Connecting with the undersea world is a key part of a Lindblad expedition and our undersea team is no stranger to cool encounters with incredible lifeforms. Each summer they dive into the icy waters of Southeast Alaska to explore, and nothing excites them more than coming across one of their favorite cephalopods: the giant Pacific octopus.
Here, Lindblad divers Ashley Knight (@ashsplashley) and Gail Ashton (@gvashton) share some interesting facts about the octopus. Get Inspired By Photos, Videos, Webinars, Stories, And Exclusive Offers. Sign Up
There is a good reason that Enteroctopus dofleini gets the common name giant Pacific octopus (affectionately known as GPOs). As the largest members of the cephalopod family, they really can grow to be giants, weighing over 100 pounds with arm spans reaching over 26 feet long. That's a lot of octopus! Among the shallows where we dive in Alaska, we more commonly come across the smaller juveniles which would fit in the palm of your hand.
This curious octopus took an interest in one of our divers. Watch the incredible encounter.
In just three-tenths of a second, GPOs can blend into their environment by changing colors using special skin cells called chromatophores. These cells expand and contract and can even produce different textures—like bumps, ridges, and ‘horns’ above an octopus’s eyes—that mimic surrounding surfaces. This is one of the reasons it’s always so exciting to find one on a dive and watch it move over different backgrounds, changing color and texture as it goes. It makes us wonder how many we miss that are just watching us pass by.

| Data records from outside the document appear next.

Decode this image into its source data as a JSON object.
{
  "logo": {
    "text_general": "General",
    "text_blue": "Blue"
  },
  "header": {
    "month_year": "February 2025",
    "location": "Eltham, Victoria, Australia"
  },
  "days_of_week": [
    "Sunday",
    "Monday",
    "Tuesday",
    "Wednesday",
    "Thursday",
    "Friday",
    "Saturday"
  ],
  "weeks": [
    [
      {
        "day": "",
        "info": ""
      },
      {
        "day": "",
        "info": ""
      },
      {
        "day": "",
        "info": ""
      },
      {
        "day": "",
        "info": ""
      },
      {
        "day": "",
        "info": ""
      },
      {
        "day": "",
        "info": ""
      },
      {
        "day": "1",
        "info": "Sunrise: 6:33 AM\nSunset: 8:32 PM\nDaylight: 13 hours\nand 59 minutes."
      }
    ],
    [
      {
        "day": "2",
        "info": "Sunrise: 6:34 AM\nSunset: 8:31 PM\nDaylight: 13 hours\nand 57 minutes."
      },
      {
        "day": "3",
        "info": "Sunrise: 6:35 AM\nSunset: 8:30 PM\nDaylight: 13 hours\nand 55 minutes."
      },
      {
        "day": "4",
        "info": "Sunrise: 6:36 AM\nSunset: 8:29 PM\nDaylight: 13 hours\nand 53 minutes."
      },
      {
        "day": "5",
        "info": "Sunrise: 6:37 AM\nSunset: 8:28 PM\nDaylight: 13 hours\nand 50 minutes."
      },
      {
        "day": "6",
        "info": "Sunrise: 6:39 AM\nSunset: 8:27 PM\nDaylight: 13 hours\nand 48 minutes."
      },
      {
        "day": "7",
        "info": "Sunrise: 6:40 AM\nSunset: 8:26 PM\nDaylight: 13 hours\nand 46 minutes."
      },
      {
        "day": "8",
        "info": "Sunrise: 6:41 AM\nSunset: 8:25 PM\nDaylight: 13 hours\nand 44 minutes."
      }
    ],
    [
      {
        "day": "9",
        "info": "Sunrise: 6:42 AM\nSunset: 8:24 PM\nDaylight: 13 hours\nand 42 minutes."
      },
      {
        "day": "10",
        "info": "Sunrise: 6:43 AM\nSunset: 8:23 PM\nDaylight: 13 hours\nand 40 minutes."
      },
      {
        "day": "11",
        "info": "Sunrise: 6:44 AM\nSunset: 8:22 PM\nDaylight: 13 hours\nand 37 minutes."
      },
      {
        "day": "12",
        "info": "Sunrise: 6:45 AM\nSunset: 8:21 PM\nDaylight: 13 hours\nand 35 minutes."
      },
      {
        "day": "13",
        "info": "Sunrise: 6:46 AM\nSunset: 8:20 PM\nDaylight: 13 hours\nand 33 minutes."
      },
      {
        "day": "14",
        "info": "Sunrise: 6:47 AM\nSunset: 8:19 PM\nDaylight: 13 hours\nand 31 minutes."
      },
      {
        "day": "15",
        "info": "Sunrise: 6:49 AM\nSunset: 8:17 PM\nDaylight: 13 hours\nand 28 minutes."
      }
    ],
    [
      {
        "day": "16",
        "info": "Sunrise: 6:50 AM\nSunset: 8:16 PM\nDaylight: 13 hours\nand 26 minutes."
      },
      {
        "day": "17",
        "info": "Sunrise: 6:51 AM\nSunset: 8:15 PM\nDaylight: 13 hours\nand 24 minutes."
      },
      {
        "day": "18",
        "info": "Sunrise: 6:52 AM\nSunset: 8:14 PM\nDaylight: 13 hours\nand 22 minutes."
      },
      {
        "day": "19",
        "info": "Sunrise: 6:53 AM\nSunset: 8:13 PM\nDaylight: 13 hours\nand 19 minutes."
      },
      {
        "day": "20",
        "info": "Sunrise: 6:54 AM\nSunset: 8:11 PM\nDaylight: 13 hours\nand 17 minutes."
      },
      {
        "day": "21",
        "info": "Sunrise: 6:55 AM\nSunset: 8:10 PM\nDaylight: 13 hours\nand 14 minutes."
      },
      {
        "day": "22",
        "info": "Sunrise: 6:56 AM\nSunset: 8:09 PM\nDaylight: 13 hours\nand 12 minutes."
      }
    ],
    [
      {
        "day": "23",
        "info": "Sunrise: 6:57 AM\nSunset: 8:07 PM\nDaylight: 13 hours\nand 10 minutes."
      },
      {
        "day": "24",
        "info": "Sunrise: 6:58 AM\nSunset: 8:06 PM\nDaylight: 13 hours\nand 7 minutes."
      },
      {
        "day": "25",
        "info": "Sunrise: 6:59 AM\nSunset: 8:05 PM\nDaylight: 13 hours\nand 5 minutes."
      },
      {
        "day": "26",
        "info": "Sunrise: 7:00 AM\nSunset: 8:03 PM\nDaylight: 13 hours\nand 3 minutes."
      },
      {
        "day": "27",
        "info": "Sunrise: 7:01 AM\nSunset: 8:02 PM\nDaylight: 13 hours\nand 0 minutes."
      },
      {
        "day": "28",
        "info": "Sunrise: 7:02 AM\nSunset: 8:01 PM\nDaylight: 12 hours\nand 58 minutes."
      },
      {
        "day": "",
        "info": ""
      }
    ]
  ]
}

Octopuses use their intelligence not only to change the color and texture of their skin but also to control the sensors in their suckers to touch, taste, and smell their surroundings. As divers, this is probably their most appealing trait—most other organisms swim away or don't react to your presence, but these curious cephalopods seem to want to interact, watching you, watching them, trying to work out if you're predator or prey, or maybe a playmate. It is definitely a two-way encounter and it's one that is always cherished.
Thanks to muscular, yet supple, boneless bodies and powerful suckers, GPOs are incredibly strong and nimble. There are over 2,000 suckers spread out across their eight arms, and the larger ones near the center of the body can lift more than 30 pounds. That’s the strength needed to pry open shellfish and crush hard-shelled crab, but it also helps them achieve other tricks they’ve been known to do like opening jars to get at crabby treats or lifting aquarium lids to escape! Those suckers really do act like suction cups by conforming to the shape of things they touch and contracting the surrounding muscles to create a suction.
There is still so much to learn about these creatures. Most recently, a research study found that when octopuses sleep, they have two stages akin to human’s REM and deep sleep stages. The octopuses in the study changed color from dark to pale as they switched back and forth between stages. It is exciting to think that they may be dreaming during REM just like us, but just like our pets who sometimes seem to be dreaming, we will never really know.